Interface dataset entries:
= Beginning of Section =

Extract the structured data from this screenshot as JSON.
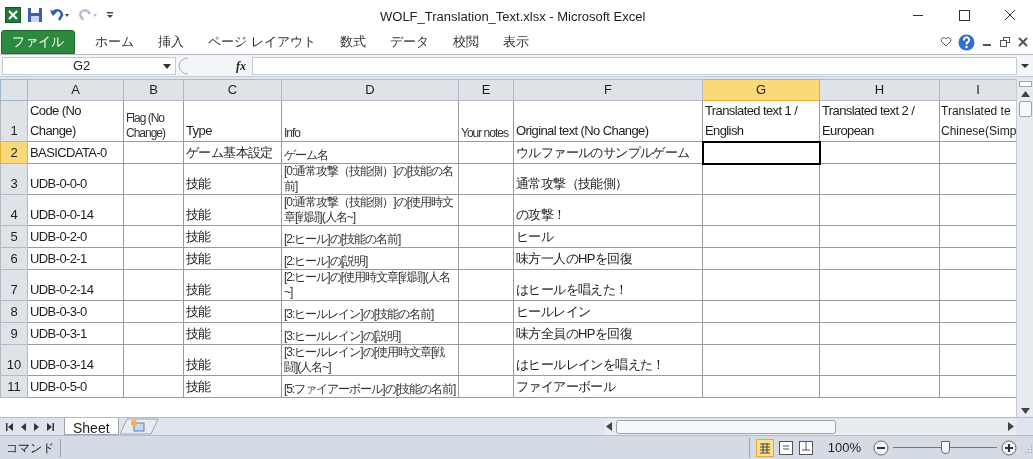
{
  "window": {
    "title": "WOLF_Translation_Text.xlsx - Microsoft Excel"
  },
  "ribbon_tabs": [
    {
      "label": "ファイル",
      "kind": "file"
    },
    {
      "label": "ホーム",
      "kind": "tab"
    },
    {
      "label": "挿入",
      "kind": "tab"
    },
    {
      "label": "ページ レイアウト",
      "kind": "tab"
    },
    {
      "label": "数式",
      "kind": "tab"
    },
    {
      "label": "データ",
      "kind": "tab"
    },
    {
      "label": "校閲",
      "kind": "tab"
    },
    {
      "label": "表示",
      "kind": "tab"
    }
  ],
  "formula_bar": {
    "name_box": "G2",
    "fx": "fx"
  },
  "columns": [
    {
      "letter": "A",
      "kind": "normal",
      "selected": false
    },
    {
      "letter": "B",
      "kind": "note",
      "selected": false
    },
    {
      "letter": "C",
      "kind": "normal",
      "selected": false
    },
    {
      "letter": "D",
      "kind": "note",
      "selected": false
    },
    {
      "letter": "E",
      "kind": "note",
      "selected": false
    },
    {
      "letter": "F",
      "kind": "normal",
      "selected": false
    },
    {
      "letter": "G",
      "kind": "normal",
      "selected": true
    },
    {
      "letter": "H",
      "kind": "normal",
      "selected": false
    },
    {
      "letter": "I",
      "kind": "partial",
      "selected": false
    }
  ],
  "rows": [
    {
      "number": "1",
      "selected": false,
      "cells": {
        "A": "Code (No Change)",
        "B": "Flag (No Change)",
        "C": "Type",
        "D": "Info",
        "E": "Your notes",
        "F": "Original text (No Change)",
        "G": "Translated text 1 / English",
        "H": "Translated text 2 / European",
        "I": "Translated te\nChinese(Simp"
      }
    },
    {
      "number": "2",
      "selected": true,
      "cells": {
        "A": "BASICDATA-0",
        "C": "ゲーム基本設定",
        "D": "ゲーム名",
        "F": "ウルファールのサンプルゲーム"
      }
    },
    {
      "number": "3",
      "selected": false,
      "cells": {
        "A": "UDB-0-0-0",
        "C": "技能",
        "D": "[0:通常攻撃（技能側）]の[技能の名前]",
        "F": "通常攻撃（技能側）"
      }
    },
    {
      "number": "4",
      "selected": false,
      "cells": {
        "A": "UDB-0-0-14",
        "C": "技能",
        "D": "[0:通常攻撃（技能側）]の[使用時文章[戦闘](人名~]",
        "F": "の攻撃！"
      }
    },
    {
      "number": "5",
      "selected": false,
      "cells": {
        "A": "UDB-0-2-0",
        "C": "技能",
        "D": "[2:ヒール]の[技能の名前]",
        "F": "ヒール"
      }
    },
    {
      "number": "6",
      "selected": false,
      "cells": {
        "A": "UDB-0-2-1",
        "C": "技能",
        "D": "[2:ヒール]の[説明]",
        "F": "味方一人のHPを回復"
      }
    },
    {
      "number": "7",
      "selected": false,
      "cells": {
        "A": "UDB-0-2-14",
        "C": "技能",
        "D": "[2:ヒール]の[使用時文章[戦闘](人名~]",
        "F": "はヒールを唱えた！"
      }
    },
    {
      "number": "8",
      "selected": false,
      "cells": {
        "A": "UDB-0-3-0",
        "C": "技能",
        "D": "[3:ヒールレイン]の[技能の名前]",
        "F": "ヒールレイン"
      }
    },
    {
      "number": "9",
      "selected": false,
      "cells": {
        "A": "UDB-0-3-1",
        "C": "技能",
        "D": "[3:ヒールレイン]の[説明]",
        "F": "味方全員のHPを回復"
      }
    },
    {
      "number": "10",
      "selected": false,
      "cells": {
        "A": "UDB-0-3-14",
        "C": "技能",
        "D": "[3:ヒールレイン]の[使用時文章[戦闘](人名~]",
        "F": "はヒールレインを唱えた！"
      }
    },
    {
      "number": "11",
      "selected": false,
      "cells": {
        "A": "UDB-0-5-0",
        "C": "技能",
        "D": "[5:ファイアーボール]の[技能の名前]",
        "F": "ファイアーボール"
      }
    }
  ],
  "sheet_tabs": [
    {
      "label": "Sheet",
      "selected": true
    }
  ],
  "status_bar": {
    "mode": "コマンド",
    "zoom": "100%",
    "zoom_level": {
      "level": 0.5
    }
  }
}
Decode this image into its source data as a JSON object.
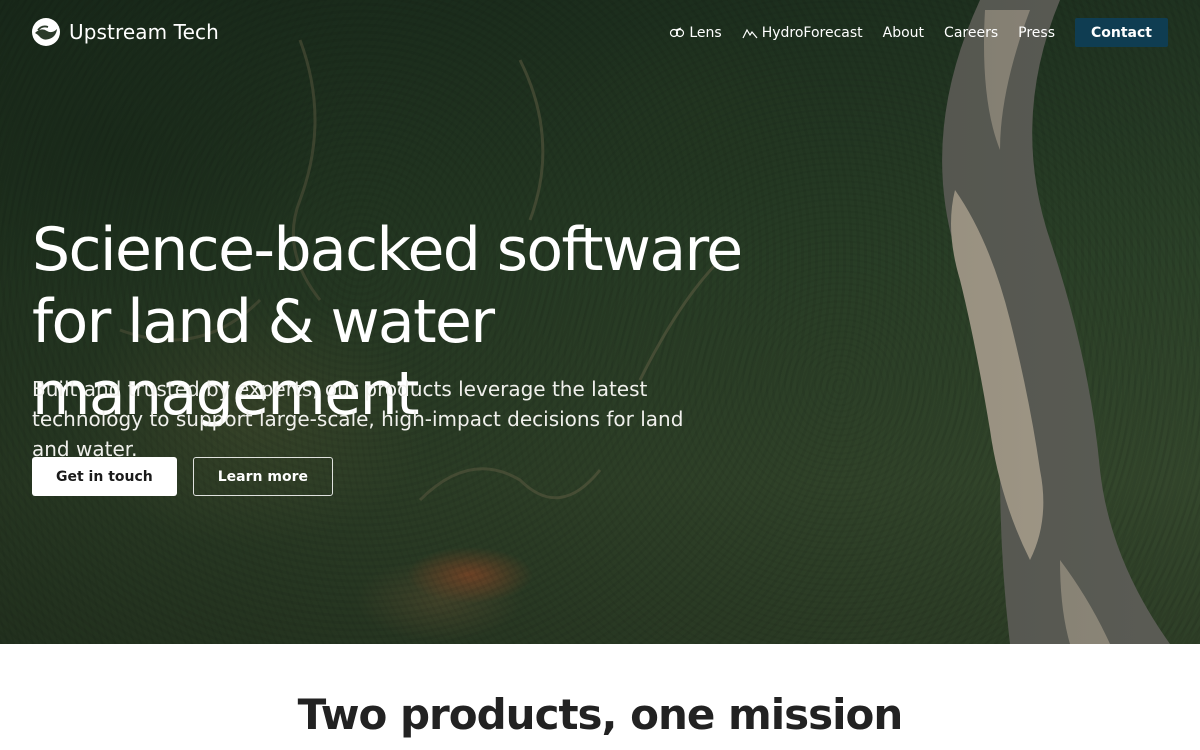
{
  "brand": {
    "name": "Upstream Tech",
    "logo_icon": "upstream-logo-icon"
  },
  "nav": {
    "items": [
      {
        "label": "Lens",
        "icon": "lens-icon"
      },
      {
        "label": "HydroForecast",
        "icon": "hydrograph-icon"
      },
      {
        "label": "About"
      },
      {
        "label": "Careers"
      },
      {
        "label": "Press"
      }
    ],
    "contact_label": "Contact"
  },
  "hero": {
    "title": "Science-backed software for land & water management",
    "subtitle": "Built and trusted by experts, our products leverage the latest technology to support large-scale, high-impact decisions for land and water.",
    "primary_cta": "Get in touch",
    "secondary_cta": "Learn more"
  },
  "section": {
    "title": "Two products, one mission"
  },
  "colors": {
    "contact_button": "#0f3d52",
    "forest": "#2b4128",
    "river_sand": "#9c9484",
    "section_text": "#222222"
  }
}
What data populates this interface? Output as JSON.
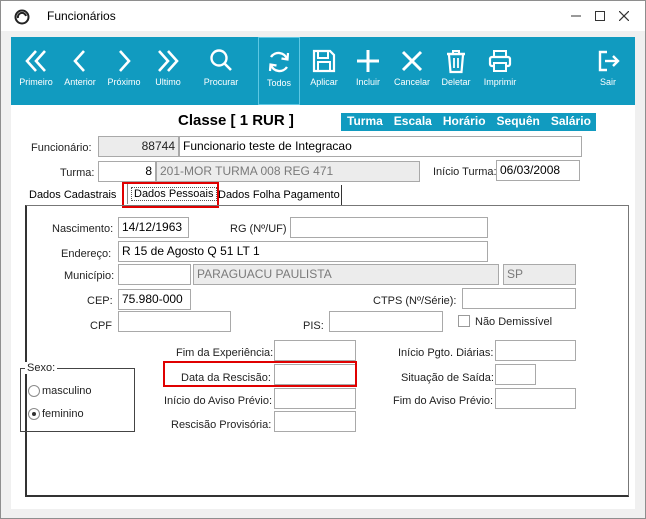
{
  "window": {
    "title": "Funcionários"
  },
  "toolbar": {
    "buttons": [
      {
        "id": "primeiro",
        "label": "Primeiro",
        "icon": "double-chevron-left-icon"
      },
      {
        "id": "anterior",
        "label": "Anterior",
        "icon": "chevron-left-icon"
      },
      {
        "id": "proximo",
        "label": "Próximo",
        "icon": "chevron-right-icon"
      },
      {
        "id": "ultimo",
        "label": "Ultimo",
        "icon": "double-chevron-right-icon"
      },
      {
        "id": "procurar",
        "label": "Procurar",
        "icon": "search-icon"
      },
      {
        "id": "todos",
        "label": "Todos",
        "icon": "refresh-icon"
      },
      {
        "id": "aplicar",
        "label": "Aplicar",
        "icon": "save-icon"
      },
      {
        "id": "incluir",
        "label": "Incluir",
        "icon": "plus-icon"
      },
      {
        "id": "cancelar",
        "label": "Cancelar",
        "icon": "close-icon"
      },
      {
        "id": "deletar",
        "label": "Deletar",
        "icon": "trash-icon"
      },
      {
        "id": "imprimir",
        "label": "Imprimir",
        "icon": "printer-icon"
      },
      {
        "id": "sair",
        "label": "Sair",
        "icon": "exit-icon"
      }
    ]
  },
  "header": {
    "classe": "Classe [ 1 RUR ]",
    "tabs": [
      "Turma",
      "Escala",
      "Horário",
      "Sequên",
      "Salário"
    ]
  },
  "form": {
    "funcionario_label": "Funcionário:",
    "funcionario_id": "88744",
    "funcionario_nome": "Funcionario teste de Integracao",
    "turma_label": "Turma:",
    "turma_num": "8",
    "turma_desc": "201-MOR TURMA 008 REG 471",
    "inicio_turma_label": "Início Turma:",
    "inicio_turma": "06/03/2008"
  },
  "page_tabs": [
    "Dados Cadastrais",
    "Dados Pessoais",
    "Dados Folha Pagamento"
  ],
  "pessoais": {
    "nascimento_label": "Nascimento:",
    "nascimento": "14/12/1963",
    "rg_label": "RG (Nº/UF)",
    "rg": "",
    "endereco_label": "Endereço:",
    "endereco": "R 15 de Agosto Q 51 LT 1",
    "municipio_label": "Município:",
    "municipio_code": "",
    "municipio_nome": "PARAGUACU PAULISTA",
    "uf": "SP",
    "cep_label": "CEP:",
    "cep": "75.980-000",
    "ctps_label": "CTPS (Nº/Série):",
    "ctps": "",
    "cpf_label": "CPF",
    "cpf": "",
    "pis_label": "PIS:",
    "pis": "",
    "nao_demissivel_label": "Não Demissível",
    "sexo_label": "Sexo:",
    "sexo_options": [
      "masculino",
      "feminino"
    ],
    "sexo_selected": "feminino",
    "fim_experiencia_label": "Fim da Experiência:",
    "fim_experiencia": "",
    "data_rescisao_label": "Data da Rescisão:",
    "data_rescisao": "",
    "inicio_aviso_label": "Início do Aviso Prévio:",
    "inicio_aviso": "",
    "rescisao_provisoria_label": "Rescisão Provisória:",
    "rescisao_provisoria": "",
    "inicio_pgto_label": "Início Pgto. Diárias:",
    "inicio_pgto": "",
    "situacao_saida_label": "Situação de Saída:",
    "situacao_saida": "",
    "fim_aviso_label": "Fim do Aviso Prévio:",
    "fim_aviso": ""
  },
  "colors": {
    "toolbar": "#119bc0",
    "highlight": "#e00000"
  }
}
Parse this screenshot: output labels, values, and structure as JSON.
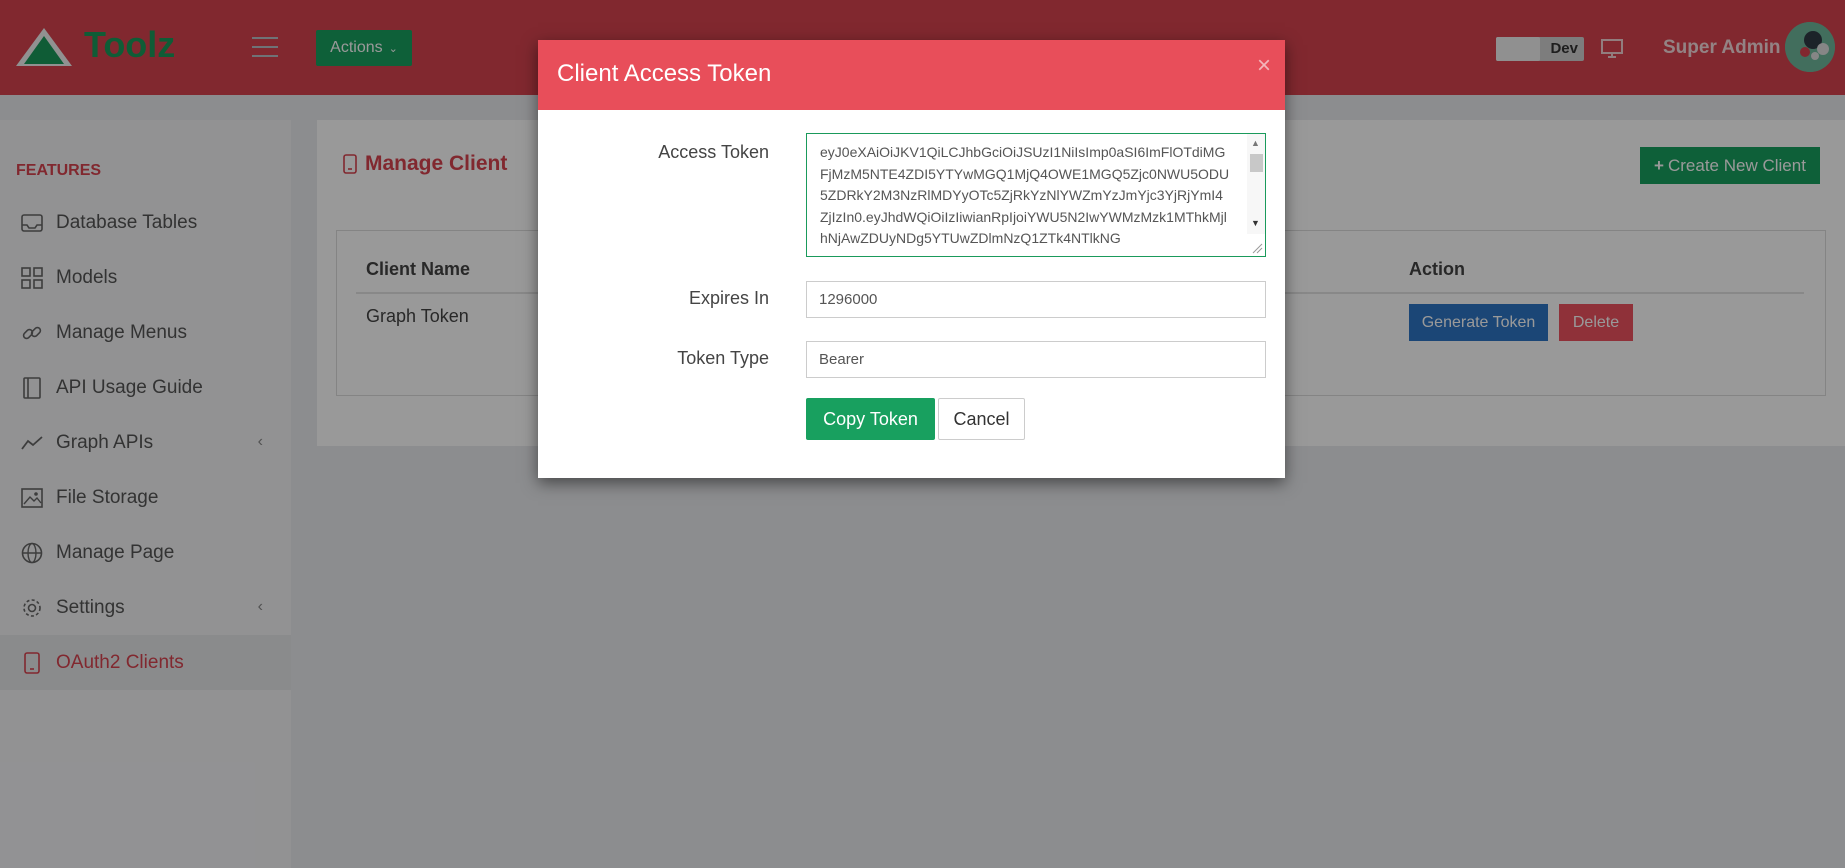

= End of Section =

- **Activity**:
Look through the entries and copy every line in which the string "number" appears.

- **Reply**:
      "number": "1",
      "number": "2",
      "number": "3",
      "number": "4",
      "number": "5",
      "number": "6",
      "number": "7",
      "number": "8",
      "number": "9",
      "number": "10",
      "number": "11",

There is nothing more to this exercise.